Effects of neonatal wildling microbiota on the immune response to vaccination

Graphical abstract for Project A07

In this project, we study the impact of the microbiota on the neonatal vaccine-induced germinal center reaction. The proposal is based on our fundamental discoveries that “wildling” mouse microbiota tune systemic immunity in a way that better reflects human immune responses than microbiota found under specific-pathogen-free conditions.

The project explores the impact of wild microbiota 1) on the capacity of dendritic cells from young mice to mediate T cell help in influenza infections and 2) on vaccination.



Circulating NK cells establish tissue residency upon acute infection of skin and mediate accelerated effector responses to secondary infection

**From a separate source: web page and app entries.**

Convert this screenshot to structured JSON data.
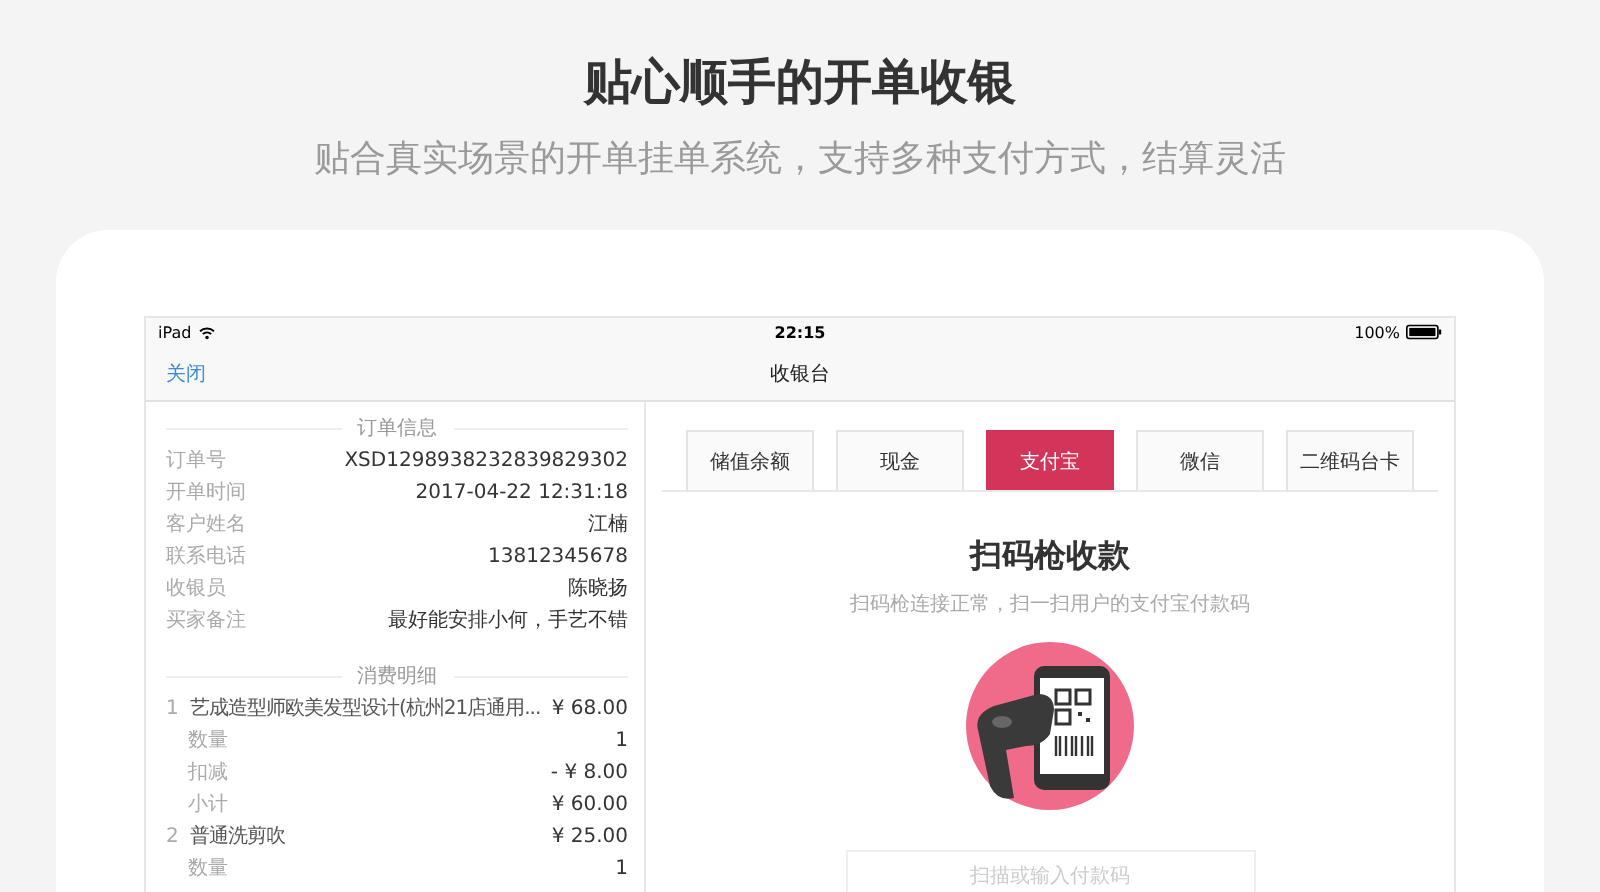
{
  "header": {
    "title": "贴心顺手的开单收银",
    "subtitle": "贴合真实场景的开单挂单系统，支持多种支付方式，结算灵活"
  },
  "status_bar": {
    "device": "iPad",
    "time": "22:15",
    "battery": "100%"
  },
  "nav": {
    "close": "关闭",
    "title": "收银台"
  },
  "order_info": {
    "title": "订单信息",
    "rows": [
      {
        "label": "订单号",
        "value": "XSD1298938232839829302"
      },
      {
        "label": "开单时间",
        "value": "2017-04-22  12:31:18"
      },
      {
        "label": "客户姓名",
        "value": "江楠"
      },
      {
        "label": "联系电话",
        "value": "13812345678"
      },
      {
        "label": "收银员",
        "value": "陈晓扬"
      },
      {
        "label": "买家备注",
        "value": "最好能安排小何，手艺不错"
      }
    ]
  },
  "consumption": {
    "title": "消费明细",
    "items": [
      {
        "index": "1",
        "name": "艺成造型师欧美发型设计(杭州21店通用...",
        "price": "¥ 68.00",
        "details": [
          {
            "label": "数量",
            "value": "1"
          },
          {
            "label": "扣减",
            "value": "- ¥ 8.00"
          },
          {
            "label": "小计",
            "value": "¥ 60.00"
          }
        ]
      },
      {
        "index": "2",
        "name": "普通洗剪吹",
        "price": "¥ 25.00",
        "details": [
          {
            "label": "数量",
            "value": "1"
          }
        ]
      }
    ]
  },
  "payment_tabs": [
    {
      "label": "储值余额",
      "selected": false
    },
    {
      "label": "现金",
      "selected": false
    },
    {
      "label": "支付宝",
      "selected": true
    },
    {
      "label": "微信",
      "selected": false
    },
    {
      "label": "二维码台卡",
      "selected": false
    }
  ],
  "scan": {
    "title": "扫码枪收款",
    "hint": "扫码枪连接正常，扫一扫用户的支付宝付款码",
    "input_placeholder": "扫描或输入付款码"
  }
}
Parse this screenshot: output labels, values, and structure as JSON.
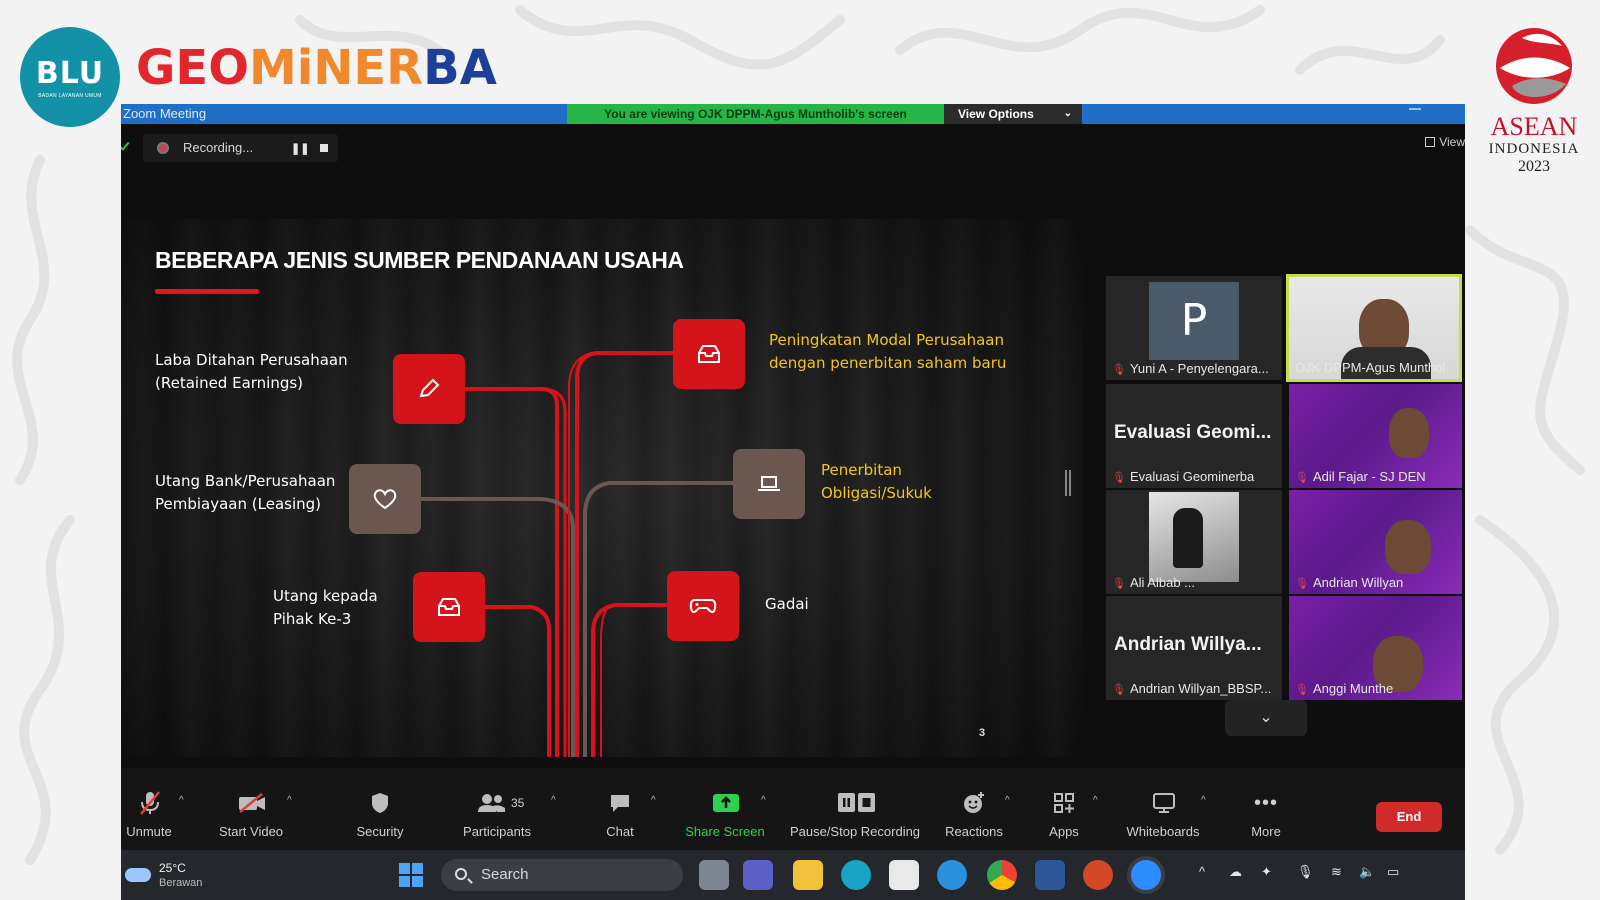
{
  "branding": {
    "blu_logo_text": "BLU",
    "blu_logo_sub": "BADAN LAYANAN UMUM",
    "title_part1": "GEO",
    "title_part2": "MiNER",
    "title_part3": "BA",
    "asean_line1": "ASEAN",
    "asean_line2": "INDONESIA",
    "asean_line3": "2023"
  },
  "zoom": {
    "window_title": "Zoom Meeting",
    "share_banner": "You are viewing OJK DPPM-Agus Muntholib's screen",
    "view_options": "View Options",
    "recording_label": "Recording...",
    "view_label": "View"
  },
  "slide": {
    "title": "BEBERAPA JENIS SUMBER PENDANAAN USAHA",
    "items": [
      {
        "line1": "Laba Ditahan Perusahaan",
        "line2": "(Retained Earnings)"
      },
      {
        "line1": "Utang Bank/Perusahaan",
        "line2": "Pembiayaan (Leasing)"
      },
      {
        "line1": "Utang kepada",
        "line2": "Pihak Ke-3"
      },
      {
        "line1": "Peningkatan Modal Perusahaan",
        "line2": "dengan penerbitan saham baru"
      },
      {
        "line1": "Penerbitan",
        "line2": "Obligasi/Sukuk"
      },
      {
        "line1": "Gadai",
        "line2": ""
      }
    ],
    "page_number": "3",
    "colors": {
      "accent_red": "#d4141a",
      "accent_brown": "#6b5650",
      "highlight_yellow": "#f5c518"
    }
  },
  "gallery": {
    "tiles": [
      {
        "avatar_letter": "P",
        "name": "Yuni A - Penyelengara..."
      },
      {
        "name": "OJK DPPM-Agus Munthol",
        "active": true
      },
      {
        "big_name": "Evaluasi Geomi...",
        "name": "Evaluasi Geominerba"
      },
      {
        "name": "Adil Fajar - SJ DEN"
      },
      {
        "name": "Ali Albab ..."
      },
      {
        "name": "Andrian Willyan"
      },
      {
        "big_name": "Andrian Willya...",
        "name": "Andrian Willyan_BBSP..."
      },
      {
        "name": "Anggi Munthe"
      }
    ]
  },
  "toolbar": {
    "unmute": "Unmute",
    "start_video": "Start Video",
    "security": "Security",
    "participants": "Participants",
    "participants_count": "35",
    "chat": "Chat",
    "share_screen": "Share Screen",
    "pause_stop_recording": "Pause/Stop Recording",
    "reactions": "Reactions",
    "apps": "Apps",
    "whiteboards": "Whiteboards",
    "more": "More",
    "end": "End"
  },
  "taskbar": {
    "temperature": "25°C",
    "weather_desc": "Berawan",
    "search_label": "Search"
  }
}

Tommaso Torcellan, Christin Friedrich, Rémi Doucet-Ladevèze, Thomas Ossner, Virgínia Visaconill Solé, Sofie Riedmann, Milas Ugur, Fabian Imdahl, Stephan P. Rosshart, Sebastian J. Arnold, Mercedes Gomez de Agüero, Nicola Gagliani, Richard A. Flavell, Simone Backes, Wolfgang Kastenmüller, Georg Gasteiger